> [WHAT THE EXERCISE ASKS]
The reply must repeat each entry exactly and contain no pictures.

> [RECORDS FOR THIS TASK]
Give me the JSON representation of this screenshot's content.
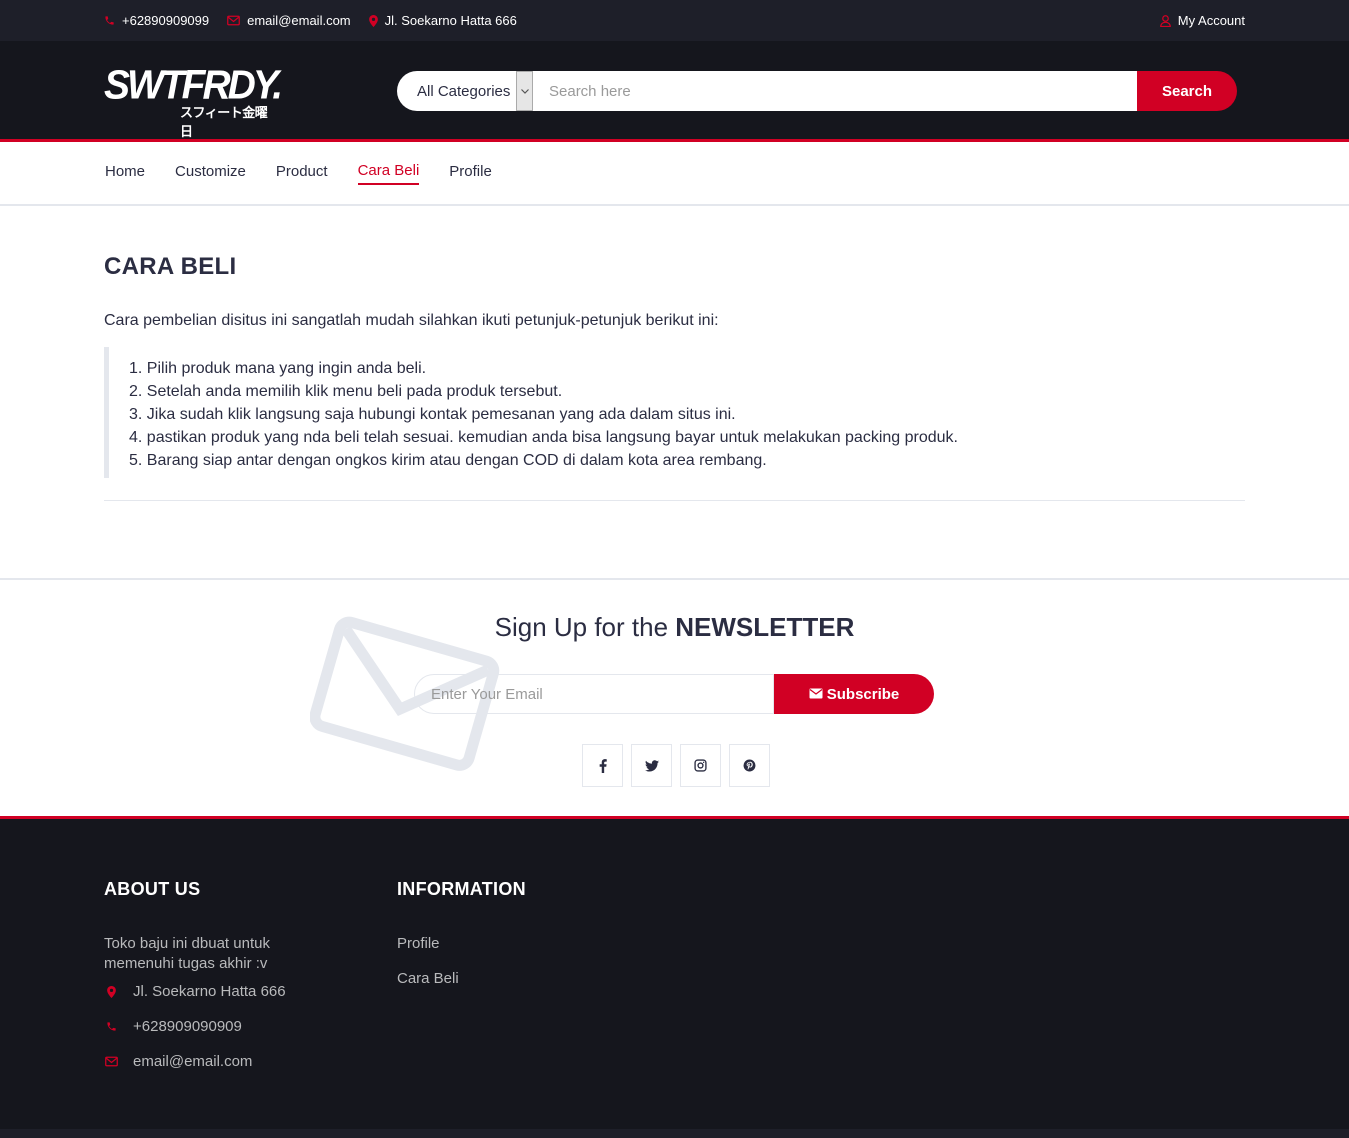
{
  "topbar": {
    "phone": "+62890909099",
    "email": "email@email.com",
    "address": "Jl. Soekarno Hatta 666",
    "account": "My Account"
  },
  "header": {
    "logo_text": "SWTFRDY.",
    "logo_sub": "スフィート金曜日",
    "category": "All Categories",
    "search_placeholder": "Search here",
    "search_button": "Search"
  },
  "nav": {
    "items": [
      "Home",
      "Customize",
      "Product",
      "Cara Beli",
      "Profile"
    ],
    "active": "Cara Beli"
  },
  "main": {
    "title": "CARA BELI",
    "intro": "Cara pembelian disitus ini sangatlah mudah silahkan ikuti petunjuk-petunjuk berikut ini:",
    "steps": [
      "1. Pilih produk mana yang ingin anda beli.",
      "2. Setelah anda memilih klik menu beli pada produk tersebut.",
      "3. Jika sudah klik langsung saja hubungi kontak pemesanan yang ada dalam situs ini.",
      "4. pastikan produk yang nda beli telah sesuai. kemudian anda bisa langsung bayar untuk melakukan packing produk.",
      "5. Barang siap antar dengan ongkos kirim atau dengan COD di dalam kota area rembang."
    ]
  },
  "newsletter": {
    "title_prefix": "Sign Up for the ",
    "title_bold": "NEWSLETTER",
    "email_placeholder": "Enter Your Email",
    "subscribe": "Subscribe",
    "socials": [
      "facebook-icon",
      "twitter-icon",
      "instagram-icon",
      "pinterest-icon"
    ]
  },
  "footer": {
    "about_title": "ABOUT US",
    "about_text": "Toko baju ini dbuat untuk memenuhi tugas akhir :v",
    "address": "Jl. Soekarno Hatta 666",
    "phone": "+628909090909",
    "email": "email@email.com",
    "info_title": "INFORMATION",
    "info_links": [
      "Profile",
      "Cara Beli"
    ]
  },
  "colors": {
    "accent": "#d10024",
    "dark": "#15161d",
    "topbar": "#1e1f29",
    "text": "#2b2d42"
  }
}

> [YOUR SOLUTION]
Give me the JSON representation of this screenshot's content.
{
  "topbar": {
    "phone": "+62890909099",
    "email": "email@email.com",
    "address": "Jl. Soekarno Hatta 666",
    "account": "My Account"
  },
  "header": {
    "logo_text": "SWTFRDY.",
    "logo_sub": "スフィート金曜日",
    "category": "All Categories",
    "search_placeholder": "Search here",
    "search_button": "Search"
  },
  "nav": {
    "items": [
      "Home",
      "Customize",
      "Product",
      "Cara Beli",
      "Profile"
    ],
    "active": "Cara Beli"
  },
  "main": {
    "title": "CARA BELI",
    "intro": "Cara pembelian disitus ini sangatlah mudah silahkan ikuti petunjuk-petunjuk berikut ini:",
    "steps": [
      "1. Pilih produk mana yang ingin anda beli.",
      "2. Setelah anda memilih klik menu beli pada produk tersebut.",
      "3. Jika sudah klik langsung saja hubungi kontak pemesanan yang ada dalam situs ini.",
      "4. pastikan produk yang nda beli telah sesuai. kemudian anda bisa langsung bayar untuk melakukan packing produk.",
      "5. Barang siap antar dengan ongkos kirim atau dengan COD di dalam kota area rembang."
    ]
  },
  "newsletter": {
    "title_prefix": "Sign Up for the ",
    "title_bold": "NEWSLETTER",
    "email_placeholder": "Enter Your Email",
    "subscribe": "Subscribe",
    "socials": [
      "facebook-icon",
      "twitter-icon",
      "instagram-icon",
      "pinterest-icon"
    ]
  },
  "footer": {
    "about_title": "ABOUT US",
    "about_text": "Toko baju ini dbuat untuk memenuhi tugas akhir :v",
    "address": "Jl. Soekarno Hatta 666",
    "phone": "+628909090909",
    "email": "email@email.com",
    "info_title": "INFORMATION",
    "info_links": [
      "Profile",
      "Cara Beli"
    ]
  },
  "colors": {
    "accent": "#d10024",
    "dark": "#15161d",
    "topbar": "#1e1f29",
    "text": "#2b2d42"
  }
}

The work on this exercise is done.